In the session someone asked whether there would be additional roles defined. Currently the wizard has only the administrative and the read-only roles. The thing is, these are the only two roles that are generic. You know you will need an administrator role. You probably need a read-only role, just for instrumentation if not for real human users. But between these two extremes, everything else falls into the “it depends” category. If you come up with additional roles that you think are generic or at least broadly useful, I’d love to hear about it.
API Exit for clients
The foils say that this is the same interface as the API exit for the QMgr. If that is true, I’d expect to be able to use MA0W at the client side. In any case, a client API exit opens up a whole raft of new possibilities, such as the client equivalent of a message exit!
Client version in channel status
From time to time a FixPack will contain a security-related fix. Any installation prior to that FixPack would then be considered vulnerable and need to be updated. But how do you know which client version is attached to the QMgr? As of v7.1, just display the channel status! As of WMQ v7.1 the client version down to the FixPack level can be determined in the channel status display.
Last but not least, you can now have WMQ v184.108.40.206 and higher coexisting on the same server as one or more installations at v7.1 or higher. How many? I believe someone from Hursley said they’d tested up to 128 installations on one box.
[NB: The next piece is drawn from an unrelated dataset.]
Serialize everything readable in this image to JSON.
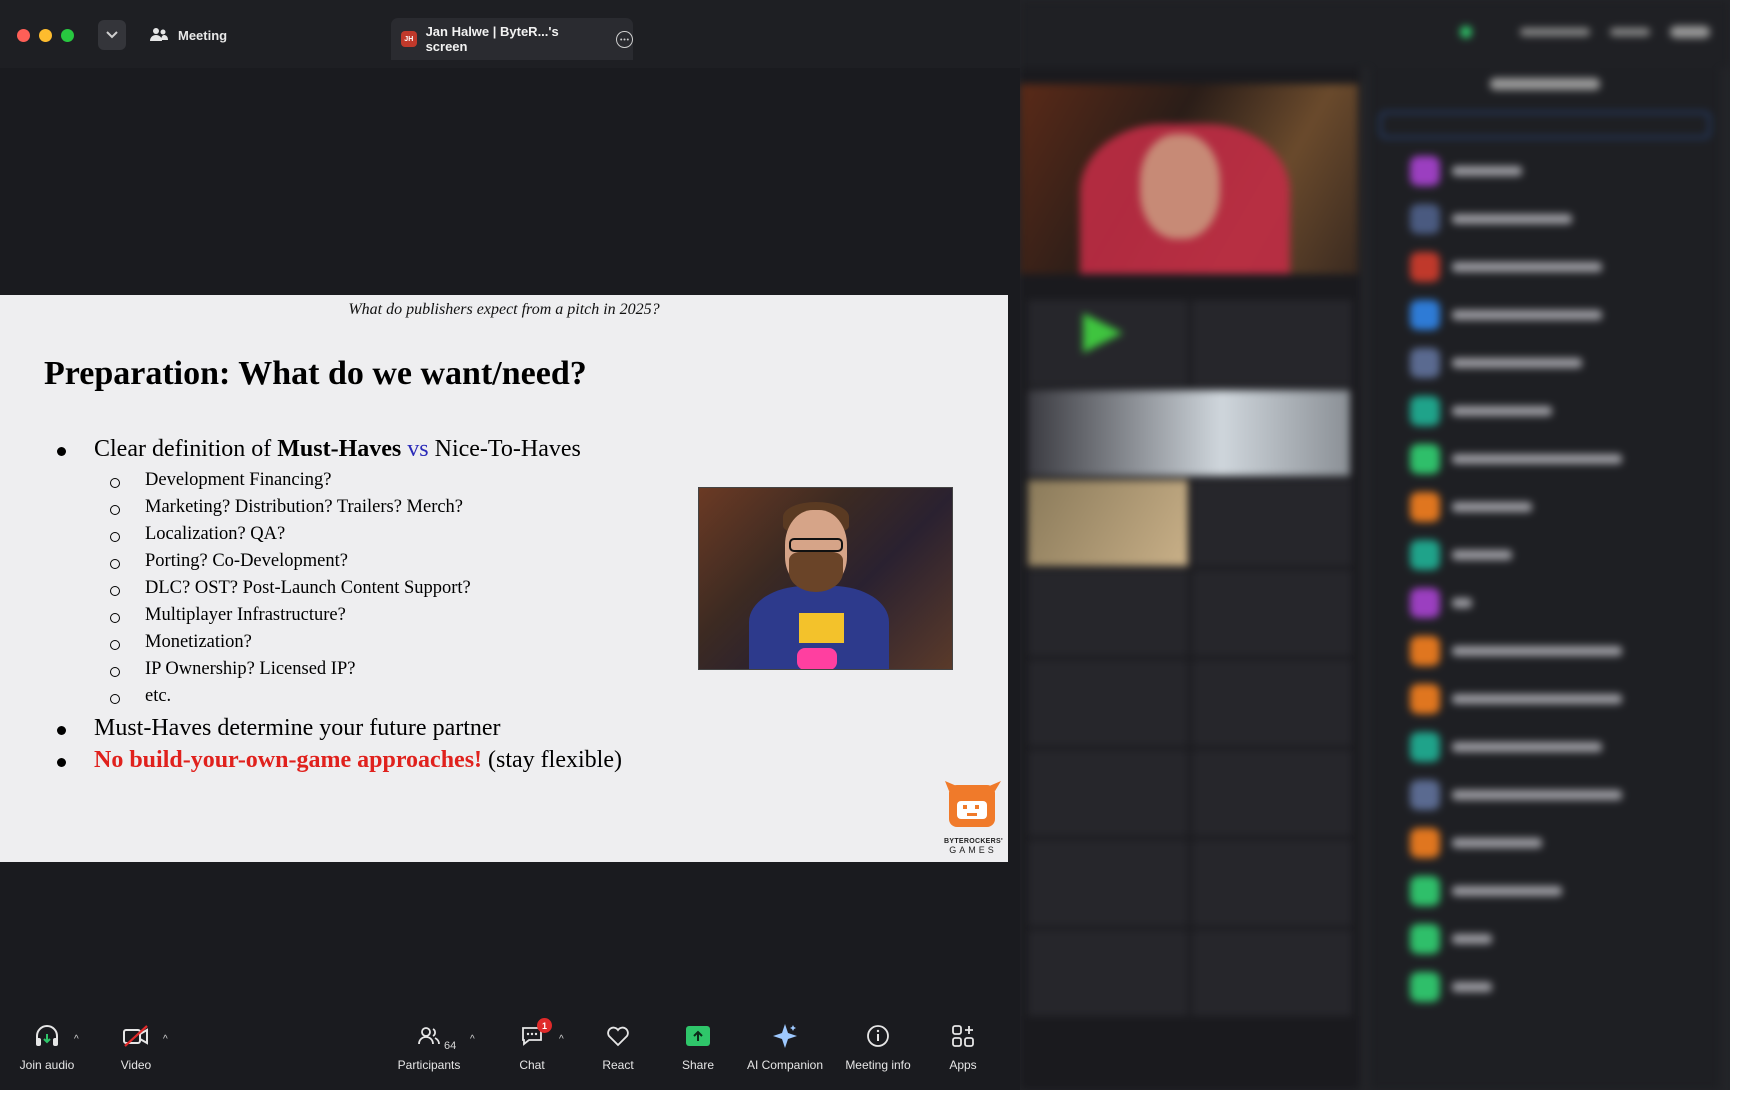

I’m imagining their summer intern saying “you want me to do WHAT?” Anyway, this is again not strictly a security feature but in the event you wanted to implement v7.1 for it’s security features, you may need a nice migration path. The coexistence feature lets you do that on the same hardware you are using now. How sweet is that?
What I’ve listed here are just the security-related items and only a high-level overview. The next step will be to get a copy after November 11th and actually play around with it a bit. Between now and then there will be webinars hosted by Global WebSphere Community and I expect maybe a developerWorks article or two. I’ll be sure to publish the dates and times for these events, links and so forth as they are announced so watch this space!